Saved entries:

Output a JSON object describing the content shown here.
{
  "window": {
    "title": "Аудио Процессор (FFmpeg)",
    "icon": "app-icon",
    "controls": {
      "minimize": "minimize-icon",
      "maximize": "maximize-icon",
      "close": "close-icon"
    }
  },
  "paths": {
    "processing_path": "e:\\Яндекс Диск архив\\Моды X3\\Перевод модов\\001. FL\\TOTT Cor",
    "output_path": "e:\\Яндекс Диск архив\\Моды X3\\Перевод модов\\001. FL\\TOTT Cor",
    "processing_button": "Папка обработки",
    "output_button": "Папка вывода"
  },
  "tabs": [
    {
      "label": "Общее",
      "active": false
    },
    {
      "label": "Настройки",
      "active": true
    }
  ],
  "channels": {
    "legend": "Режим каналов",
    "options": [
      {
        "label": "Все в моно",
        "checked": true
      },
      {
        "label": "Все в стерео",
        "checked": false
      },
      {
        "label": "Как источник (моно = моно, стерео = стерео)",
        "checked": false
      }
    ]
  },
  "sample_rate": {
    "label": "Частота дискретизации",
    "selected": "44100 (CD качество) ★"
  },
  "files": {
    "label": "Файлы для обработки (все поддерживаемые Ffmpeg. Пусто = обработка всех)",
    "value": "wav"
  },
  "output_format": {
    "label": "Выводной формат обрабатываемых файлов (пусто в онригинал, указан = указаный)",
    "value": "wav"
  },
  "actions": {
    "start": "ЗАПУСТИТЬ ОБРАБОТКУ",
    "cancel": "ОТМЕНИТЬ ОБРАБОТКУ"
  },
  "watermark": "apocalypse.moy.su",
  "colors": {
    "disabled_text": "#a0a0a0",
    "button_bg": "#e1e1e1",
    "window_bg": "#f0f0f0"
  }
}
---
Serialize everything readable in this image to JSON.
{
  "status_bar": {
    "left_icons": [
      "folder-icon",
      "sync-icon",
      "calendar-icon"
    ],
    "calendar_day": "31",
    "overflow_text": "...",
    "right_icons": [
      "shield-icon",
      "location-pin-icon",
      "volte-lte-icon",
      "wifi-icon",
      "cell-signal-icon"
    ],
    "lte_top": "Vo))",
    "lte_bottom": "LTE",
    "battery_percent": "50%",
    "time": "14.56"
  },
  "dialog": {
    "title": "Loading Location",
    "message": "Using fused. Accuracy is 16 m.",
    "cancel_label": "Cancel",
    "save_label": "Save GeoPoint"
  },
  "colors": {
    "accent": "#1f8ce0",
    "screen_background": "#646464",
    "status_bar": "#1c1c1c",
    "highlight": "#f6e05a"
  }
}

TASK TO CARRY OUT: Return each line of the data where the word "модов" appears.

ANSWER SPACE:
    "processing_path": "e:\\Яндекс Диск архив\\Моды X3\\Перевод модов\\001. FL\\TOTT Cor",
    "output_path": "e:\\Яндекс Диск архив\\Моды X3\\Перевод модов\\001. FL\\TOTT Cor",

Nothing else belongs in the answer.